In the winter of 1996-1997, three bottom-boundary layer tripods were placed in an alongshelf array on the northern California continental shelf off Eureka, CA in 60-65-m water depth. During the observation period, multiple storms and river discharge events occurred, as well as the largest flood on record since 1964. Suspended-sediment concentration at all three sites fluctuated in response to both wave resuspension and advection of river-derived sediments. However, considerable spatial differences in low-frequency currents and suspended-sediment concentration were observed at the three sites. Sediment flux vectors calculated during periods of high suspended-sediment concentration suggest a convergence of sediment flux coincident with the center of recent flood deposits. Suspended-sediment concentrations observed at the two northern tripod sites following the large flood reached magnitudes typical of fluid mud (> 10 g/l) in a thin near-bed layer. The net sediment flux during the single three-day event was two orders of magnitude larger than any other event during the winter, and accounted for seven times the flux observed over an entire year (1995-1996). A conceptual model for the advection of sediment to the mid shelf is proposed in which river plume sediments are trapped on the inner shelf either due to a weak front or the rapid input of sediment from a confined plume, and form a thin layer of fluid mud. The fluid mud subsequently is transported seaward due to gravitational forcing. The measured sediment concentration and velocity profiles on the shelf provide strong evidence to support this conclusion. (C) 2000 Elsevier Science Ltd.

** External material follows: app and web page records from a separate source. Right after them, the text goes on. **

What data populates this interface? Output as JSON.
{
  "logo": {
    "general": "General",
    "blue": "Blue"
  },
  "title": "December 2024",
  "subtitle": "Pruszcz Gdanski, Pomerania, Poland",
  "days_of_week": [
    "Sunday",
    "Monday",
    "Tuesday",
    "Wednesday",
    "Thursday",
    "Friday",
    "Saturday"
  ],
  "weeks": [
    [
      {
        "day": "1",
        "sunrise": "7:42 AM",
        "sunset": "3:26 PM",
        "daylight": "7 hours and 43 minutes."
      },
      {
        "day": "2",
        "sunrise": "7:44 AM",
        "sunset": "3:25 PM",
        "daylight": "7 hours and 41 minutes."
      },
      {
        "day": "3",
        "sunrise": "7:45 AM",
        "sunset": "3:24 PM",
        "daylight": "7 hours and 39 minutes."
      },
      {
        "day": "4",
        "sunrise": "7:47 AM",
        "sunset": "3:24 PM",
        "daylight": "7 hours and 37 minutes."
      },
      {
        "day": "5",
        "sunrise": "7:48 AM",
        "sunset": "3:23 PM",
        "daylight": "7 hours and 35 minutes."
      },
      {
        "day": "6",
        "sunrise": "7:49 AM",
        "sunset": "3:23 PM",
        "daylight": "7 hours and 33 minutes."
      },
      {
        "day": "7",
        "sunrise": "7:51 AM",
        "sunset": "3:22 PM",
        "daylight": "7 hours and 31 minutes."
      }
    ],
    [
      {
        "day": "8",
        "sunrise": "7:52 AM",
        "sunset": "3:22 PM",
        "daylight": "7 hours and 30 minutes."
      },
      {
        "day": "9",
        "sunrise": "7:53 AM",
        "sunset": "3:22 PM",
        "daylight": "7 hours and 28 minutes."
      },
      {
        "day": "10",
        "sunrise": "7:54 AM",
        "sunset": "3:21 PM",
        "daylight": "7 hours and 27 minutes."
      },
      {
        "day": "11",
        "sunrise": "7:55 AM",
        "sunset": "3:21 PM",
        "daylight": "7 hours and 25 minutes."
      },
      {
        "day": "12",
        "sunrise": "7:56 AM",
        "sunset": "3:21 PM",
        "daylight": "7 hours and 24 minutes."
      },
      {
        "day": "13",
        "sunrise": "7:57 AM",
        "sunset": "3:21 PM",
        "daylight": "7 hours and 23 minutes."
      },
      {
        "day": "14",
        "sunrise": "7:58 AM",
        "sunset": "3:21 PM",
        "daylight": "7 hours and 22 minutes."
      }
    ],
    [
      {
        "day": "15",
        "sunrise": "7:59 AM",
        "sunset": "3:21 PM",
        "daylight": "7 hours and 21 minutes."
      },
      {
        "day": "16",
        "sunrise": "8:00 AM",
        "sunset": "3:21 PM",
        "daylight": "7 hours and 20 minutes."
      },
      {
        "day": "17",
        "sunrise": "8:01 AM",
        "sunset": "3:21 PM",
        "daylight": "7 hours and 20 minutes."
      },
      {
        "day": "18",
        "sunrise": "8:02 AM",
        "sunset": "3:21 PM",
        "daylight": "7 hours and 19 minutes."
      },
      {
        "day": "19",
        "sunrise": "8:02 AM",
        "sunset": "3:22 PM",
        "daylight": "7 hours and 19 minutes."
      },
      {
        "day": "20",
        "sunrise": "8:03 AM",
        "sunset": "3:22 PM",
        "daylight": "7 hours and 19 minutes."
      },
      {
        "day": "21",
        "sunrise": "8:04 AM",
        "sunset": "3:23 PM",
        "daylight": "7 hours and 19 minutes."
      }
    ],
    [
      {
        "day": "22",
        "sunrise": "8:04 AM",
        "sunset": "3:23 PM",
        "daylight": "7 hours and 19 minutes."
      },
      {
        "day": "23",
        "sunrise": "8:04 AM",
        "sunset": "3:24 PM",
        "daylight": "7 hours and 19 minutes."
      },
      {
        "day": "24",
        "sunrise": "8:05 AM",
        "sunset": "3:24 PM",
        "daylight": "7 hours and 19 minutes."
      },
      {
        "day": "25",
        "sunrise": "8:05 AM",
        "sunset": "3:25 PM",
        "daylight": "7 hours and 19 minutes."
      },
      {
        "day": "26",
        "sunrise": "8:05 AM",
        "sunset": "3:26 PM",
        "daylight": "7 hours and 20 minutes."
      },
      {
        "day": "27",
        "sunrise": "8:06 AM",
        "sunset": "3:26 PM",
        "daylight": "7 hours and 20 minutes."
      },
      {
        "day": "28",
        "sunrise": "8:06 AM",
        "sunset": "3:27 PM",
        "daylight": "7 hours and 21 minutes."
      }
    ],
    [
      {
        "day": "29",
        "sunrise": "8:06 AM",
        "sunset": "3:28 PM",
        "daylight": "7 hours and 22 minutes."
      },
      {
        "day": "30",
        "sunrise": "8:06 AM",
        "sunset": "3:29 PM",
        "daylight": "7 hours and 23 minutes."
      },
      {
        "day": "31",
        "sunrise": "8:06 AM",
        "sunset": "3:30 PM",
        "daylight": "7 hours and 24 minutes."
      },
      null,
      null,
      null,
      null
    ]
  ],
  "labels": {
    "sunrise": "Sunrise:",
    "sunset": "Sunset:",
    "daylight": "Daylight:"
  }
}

Additional publication details
Observations of storm and river flood-driven sediment transport on the northern California continental shelf